> Instructions for the task:
Please write out every record below exactly as it stands.

[Dataset excerpts]
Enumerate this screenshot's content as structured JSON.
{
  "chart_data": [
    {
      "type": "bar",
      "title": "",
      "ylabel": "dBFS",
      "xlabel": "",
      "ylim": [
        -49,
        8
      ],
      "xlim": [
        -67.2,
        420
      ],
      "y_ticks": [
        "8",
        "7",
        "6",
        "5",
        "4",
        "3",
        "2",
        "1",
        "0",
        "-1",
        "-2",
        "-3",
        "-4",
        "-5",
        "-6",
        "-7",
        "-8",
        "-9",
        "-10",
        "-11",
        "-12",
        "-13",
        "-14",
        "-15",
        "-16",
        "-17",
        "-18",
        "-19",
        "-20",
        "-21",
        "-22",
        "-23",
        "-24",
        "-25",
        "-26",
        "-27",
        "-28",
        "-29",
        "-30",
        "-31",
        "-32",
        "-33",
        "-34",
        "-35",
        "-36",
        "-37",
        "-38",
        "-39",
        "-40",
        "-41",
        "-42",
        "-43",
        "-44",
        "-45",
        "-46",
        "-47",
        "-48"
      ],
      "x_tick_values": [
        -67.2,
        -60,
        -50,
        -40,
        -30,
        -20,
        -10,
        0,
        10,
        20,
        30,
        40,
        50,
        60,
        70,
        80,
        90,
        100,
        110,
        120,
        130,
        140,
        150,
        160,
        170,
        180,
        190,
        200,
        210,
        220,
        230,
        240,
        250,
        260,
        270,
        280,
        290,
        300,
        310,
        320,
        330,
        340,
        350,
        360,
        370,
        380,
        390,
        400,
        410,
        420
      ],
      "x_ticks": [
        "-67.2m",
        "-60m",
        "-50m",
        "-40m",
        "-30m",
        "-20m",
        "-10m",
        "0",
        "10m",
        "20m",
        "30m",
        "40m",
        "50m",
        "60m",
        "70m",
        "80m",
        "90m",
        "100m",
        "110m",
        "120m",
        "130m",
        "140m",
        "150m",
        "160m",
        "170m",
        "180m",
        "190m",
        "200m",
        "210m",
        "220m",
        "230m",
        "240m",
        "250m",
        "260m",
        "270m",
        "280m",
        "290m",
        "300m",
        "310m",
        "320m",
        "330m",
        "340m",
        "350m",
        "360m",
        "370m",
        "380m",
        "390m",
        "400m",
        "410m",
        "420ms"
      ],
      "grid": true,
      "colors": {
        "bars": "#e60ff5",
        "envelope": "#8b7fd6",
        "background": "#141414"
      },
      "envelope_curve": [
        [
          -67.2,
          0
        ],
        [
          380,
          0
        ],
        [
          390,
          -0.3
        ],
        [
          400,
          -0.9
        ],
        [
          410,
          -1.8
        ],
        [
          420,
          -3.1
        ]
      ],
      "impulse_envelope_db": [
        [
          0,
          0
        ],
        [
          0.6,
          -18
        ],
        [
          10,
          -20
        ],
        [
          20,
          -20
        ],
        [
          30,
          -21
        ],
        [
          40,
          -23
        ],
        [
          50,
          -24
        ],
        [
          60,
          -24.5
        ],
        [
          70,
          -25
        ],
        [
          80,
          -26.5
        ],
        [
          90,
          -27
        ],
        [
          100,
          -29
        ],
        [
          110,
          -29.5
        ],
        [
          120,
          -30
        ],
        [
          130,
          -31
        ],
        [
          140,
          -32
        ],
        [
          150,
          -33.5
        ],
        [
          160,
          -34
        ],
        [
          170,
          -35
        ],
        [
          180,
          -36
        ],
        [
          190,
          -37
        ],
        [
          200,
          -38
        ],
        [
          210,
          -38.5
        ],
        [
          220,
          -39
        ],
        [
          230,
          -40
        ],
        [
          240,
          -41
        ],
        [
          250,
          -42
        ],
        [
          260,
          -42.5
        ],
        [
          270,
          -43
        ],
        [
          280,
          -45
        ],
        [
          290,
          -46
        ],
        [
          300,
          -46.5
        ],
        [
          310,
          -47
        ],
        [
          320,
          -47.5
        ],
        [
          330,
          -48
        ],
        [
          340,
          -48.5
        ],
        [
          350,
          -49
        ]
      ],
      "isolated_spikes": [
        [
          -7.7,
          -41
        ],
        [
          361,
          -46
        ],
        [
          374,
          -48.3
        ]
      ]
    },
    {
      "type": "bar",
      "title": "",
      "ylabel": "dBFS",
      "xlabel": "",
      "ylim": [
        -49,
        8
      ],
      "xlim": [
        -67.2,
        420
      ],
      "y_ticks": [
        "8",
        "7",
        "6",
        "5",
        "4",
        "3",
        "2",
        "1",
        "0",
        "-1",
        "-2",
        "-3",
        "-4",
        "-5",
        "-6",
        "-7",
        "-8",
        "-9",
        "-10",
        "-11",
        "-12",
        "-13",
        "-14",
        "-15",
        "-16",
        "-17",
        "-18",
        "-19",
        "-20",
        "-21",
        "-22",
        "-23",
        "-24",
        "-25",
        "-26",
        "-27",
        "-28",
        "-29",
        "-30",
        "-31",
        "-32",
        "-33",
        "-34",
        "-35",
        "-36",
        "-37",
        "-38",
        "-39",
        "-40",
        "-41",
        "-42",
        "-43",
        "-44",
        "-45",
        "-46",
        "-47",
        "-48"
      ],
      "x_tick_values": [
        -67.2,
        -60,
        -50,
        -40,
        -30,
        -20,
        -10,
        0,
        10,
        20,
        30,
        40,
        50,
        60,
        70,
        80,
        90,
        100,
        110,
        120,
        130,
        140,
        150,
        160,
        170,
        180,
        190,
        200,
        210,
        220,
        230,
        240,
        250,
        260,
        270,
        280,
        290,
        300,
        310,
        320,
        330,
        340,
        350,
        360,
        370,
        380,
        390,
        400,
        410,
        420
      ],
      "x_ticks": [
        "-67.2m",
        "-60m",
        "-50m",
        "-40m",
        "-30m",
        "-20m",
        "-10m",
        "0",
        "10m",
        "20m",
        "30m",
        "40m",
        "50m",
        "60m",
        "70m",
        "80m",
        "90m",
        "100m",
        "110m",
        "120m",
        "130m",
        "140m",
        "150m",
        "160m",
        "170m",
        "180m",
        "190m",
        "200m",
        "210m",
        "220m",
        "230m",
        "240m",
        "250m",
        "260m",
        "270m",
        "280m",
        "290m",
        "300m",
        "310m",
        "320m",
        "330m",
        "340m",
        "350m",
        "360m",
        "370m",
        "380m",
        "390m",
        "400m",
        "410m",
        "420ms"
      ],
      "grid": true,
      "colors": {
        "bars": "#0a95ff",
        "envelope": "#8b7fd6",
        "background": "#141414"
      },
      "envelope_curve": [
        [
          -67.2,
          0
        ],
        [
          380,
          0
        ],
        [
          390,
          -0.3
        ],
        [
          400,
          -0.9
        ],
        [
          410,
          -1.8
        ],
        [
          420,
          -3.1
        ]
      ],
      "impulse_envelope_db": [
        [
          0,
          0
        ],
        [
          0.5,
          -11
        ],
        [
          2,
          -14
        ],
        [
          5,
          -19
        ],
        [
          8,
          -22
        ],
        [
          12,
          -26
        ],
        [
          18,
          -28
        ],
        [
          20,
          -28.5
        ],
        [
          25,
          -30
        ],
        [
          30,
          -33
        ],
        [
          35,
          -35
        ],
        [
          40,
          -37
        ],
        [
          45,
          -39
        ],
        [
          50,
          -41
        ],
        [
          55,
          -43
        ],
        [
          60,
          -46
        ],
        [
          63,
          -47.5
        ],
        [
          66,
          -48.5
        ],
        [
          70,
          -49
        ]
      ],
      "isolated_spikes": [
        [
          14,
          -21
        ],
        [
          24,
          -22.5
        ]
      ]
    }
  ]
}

> Task result:
Enumerate this screenshot's content as structured JSON.
{
  "chart_data": [
    {
      "type": "bar",
      "title": "",
      "ylabel": "dBFS",
      "xlabel": "",
      "ylim": [
        -49,
        8
      ],
      "xlim": [
        -67.2,
        420
      ],
      "y_ticks": [
        "8",
        "7",
        "6",
        "5",
        "4",
        "3",
        "2",
        "1",
        "0",
        "-1",
        "-2",
        "-3",
        "-4",
        "-5",
        "-6",
        "-7",
        "-8",
        "-9",
        "-10",
        "-11",
        "-12",
        "-13",
        "-14",
        "-15",
        "-16",
        "-17",
        "-18",
        "-19",
        "-20",
        "-21",
        "-22",
        "-23",
        "-24",
        "-25",
        "-26",
        "-27",
        "-28",
        "-29",
        "-30",
        "-31",
        "-32",
        "-33",
        "-34",
        "-35",
        "-36",
        "-37",
        "-38",
        "-39",
        "-40",
        "-41",
        "-42",
        "-43",
        "-44",
        "-45",
        "-46",
        "-47",
        "-48"
      ],
      "x_tick_values": [
        -67.2,
        -60,
        -50,
        -40,
        -30,
        -20,
        -10,
        0,
        10,
        20,
        30,
        40,
        50,
        60,
        70,
        80,
        90,
        100,
        110,
        120,
        130,
        140,
        150,
        160,
        170,
        180,
        190,
        200,
        210,
        220,
        230,
        240,
        250,
        260,
        270,
        280,
        290,
        300,
        310,
        320,
        330,
        340,
        350,
        360,
        370,
        380,
        390,
        400,
        410,
        420
      ],
      "x_ticks": [
        "-67.2m",
        "-60m",
        "-50m",
        "-40m",
        "-30m",
        "-20m",
        "-10m",
        "0",
        "10m",
        "20m",
        "30m",
        "40m",
        "50m",
        "60m",
        "70m",
        "80m",
        "90m",
        "100m",
        "110m",
        "120m",
        "130m",
        "140m",
        "150m",
        "160m",
        "170m",
        "180m",
        "190m",
        "200m",
        "210m",
        "220m",
        "230m",
        "240m",
        "250m",
        "260m",
        "270m",
        "280m",
        "290m",
        "300m",
        "310m",
        "320m",
        "330m",
        "340m",
        "350m",
        "360m",
        "370m",
        "380m",
        "390m",
        "400m",
        "410m",
        "420ms"
      ],
      "grid": true,
      "colors": {
        "bars": "#e60ff5",
        "envelope": "#8b7fd6",
        "background": "#141414"
      },
      "envelope_curve": [
        [
          -67.2,
          0
        ],
        [
          380,
          0
        ],
        [
          390,
          -0.3
        ],
        [
          400,
          -0.9
        ],
        [
          410,
          -1.8
        ],
        [
          420,
          -3.1
        ]
      ],
      "impulse_envelope_db": [
        [
          0,
          0
        ],
        [
          0.6,
          -18
        ],
        [
          10,
          -20
        ],
        [
          20,
          -20
        ],
        [
          30,
          -21
        ],
        [
          40,
          -23
        ],
        [
          50,
          -24
        ],
        [
          60,
          -24.5
        ],
        [
          70,
          -25
        ],
        [
          80,
          -26.5
        ],
        [
          90,
          -27
        ],
        [
          100,
          -29
        ],
        [
          110,
          -29.5
        ],
        [
          120,
          -30
        ],
        [
          130,
          -31
        ],
        [
          140,
          -32
        ],
        [
          150,
          -33.5
        ],
        [
          160,
          -34
        ],
        [
          170,
          -35
        ],
        [
          180,
          -36
        ],
        [
          190,
          -37
        ],
        [
          200,
          -38
        ],
        [
          210,
          -38.5
        ],
        [
          220,
          -39
        ],
        [
          230,
          -40
        ],
        [
          240,
          -41
        ],
        [
          250,
          -42
        ],
        [
          260,
          -42.5
        ],
        [
          270,
          -43
        ],
        [
          280,
          -45
        ],
        [
          290,
          -46
        ],
        [
          300,
          -46.5
        ],
        [
          310,
          -47
        ],
        [
          320,
          -47.5
        ],
        [
          330,
          -48
        ],
        [
          340,
          -48.5
        ],
        [
          350,
          -49
        ]
      ],
      "isolated_spikes": [
        [
          -7.7,
          -41
        ],
        [
          361,
          -46
        ],
        [
          374,
          -48.3
        ]
      ]
    },
    {
      "type": "bar",
      "title": "",
      "ylabel": "dBFS",
      "xlabel": "",
      "ylim": [
        -49,
        8
      ],
      "xlim": [
        -67.2,
        420
      ],
      "y_ticks": [
        "8",
        "7",
        "6",
        "5",
        "4",
        "3",
        "2",
        "1",
        "0",
        "-1",
        "-2",
        "-3",
        "-4",
        "-5",
        "-6",
        "-7",
        "-8",
        "-9",
        "-10",
        "-11",
        "-12",
        "-13",
        "-14",
        "-15",
        "-16",
        "-17",
        "-18",
        "-19",
        "-20",
        "-21",
        "-22",
        "-23",
        "-24",
        "-25",
        "-26",
        "-27",
        "-28",
        "-29",
        "-30",
        "-31",
        "-32",
        "-33",
        "-34",
        "-35",
        "-36",
        "-37",
        "-38",
        "-39",
        "-40",
        "-41",
        "-42",
        "-43",
        "-44",
        "-45",
        "-46",
        "-47",
        "-48"
      ],
      "x_tick_values": [
        -67.2,
        -60,
        -50,
        -40,
        -30,
        -20,
        -10,
        0,
        10,
        20,
        30,
        40,
        50,
        60,
        70,
        80,
        90,
        100,
        110,
        120,
        130,
        140,
        150,
        160,
        170,
        180,
        190,
        200,
        210,
        220,
        230,
        240,
        250,
        260,
        270,
        280,
        290,
        300,
        310,
        320,
        330,
        340,
        350,
        360,
        370,
        380,
        390,
        400,
        410,
        420
      ],
      "x_ticks": [
        "-67.2m",
        "-60m",
        "-50m",
        "-40m",
        "-30m",
        "-20m",
        "-10m",
        "0",
        "10m",
        "20m",
        "30m",
        "40m",
        "50m",
        "60m",
        "70m",
        "80m",
        "90m",
        "100m",
        "110m",
        "120m",
        "130m",
        "140m",
        "150m",
        "160m",
        "170m",
        "180m",
        "190m",
        "200m",
        "210m",
        "220m",
        "230m",
        "240m",
        "250m",
        "260m",
        "270m",
        "280m",
        "290m",
        "300m",
        "310m",
        "320m",
        "330m",
        "340m",
        "350m",
        "360m",
        "370m",
        "380m",
        "390m",
        "400m",
        "410m",
        "420ms"
      ],
      "grid": true,
      "colors": {
        "bars": "#0a95ff",
        "envelope": "#8b7fd6",
        "background": "#141414"
      },
      "envelope_curve": [
        [
          -67.2,
          0
        ],
        [
          380,
          0
        ],
        [
          390,
          -0.3
        ],
        [
          400,
          -0.9
        ],
        [
          410,
          -1.8
        ],
        [
          420,
          -3.1
        ]
      ],
      "impulse_envelope_db": [
        [
          0,
          0
        ],
        [
          0.5,
          -11
        ],
        [
          2,
          -14
        ],
        [
          5,
          -19
        ],
        [
          8,
          -22
        ],
        [
          12,
          -26
        ],
        [
          18,
          -28
        ],
        [
          20,
          -28.5
        ],
        [
          25,
          -30
        ],
        [
          30,
          -33
        ],
        [
          35,
          -35
        ],
        [
          40,
          -37
        ],
        [
          45,
          -39
        ],
        [
          50,
          -41
        ],
        [
          55,
          -43
        ],
        [
          60,
          -46
        ],
        [
          63,
          -47.5
        ],
        [
          66,
          -48.5
        ],
        [
          70,
          -49
        ]
      ],
      "isolated_spikes": [
        [
          14,
          -21
        ],
        [
          24,
          -22.5
        ]
      ]
    }
  ]
}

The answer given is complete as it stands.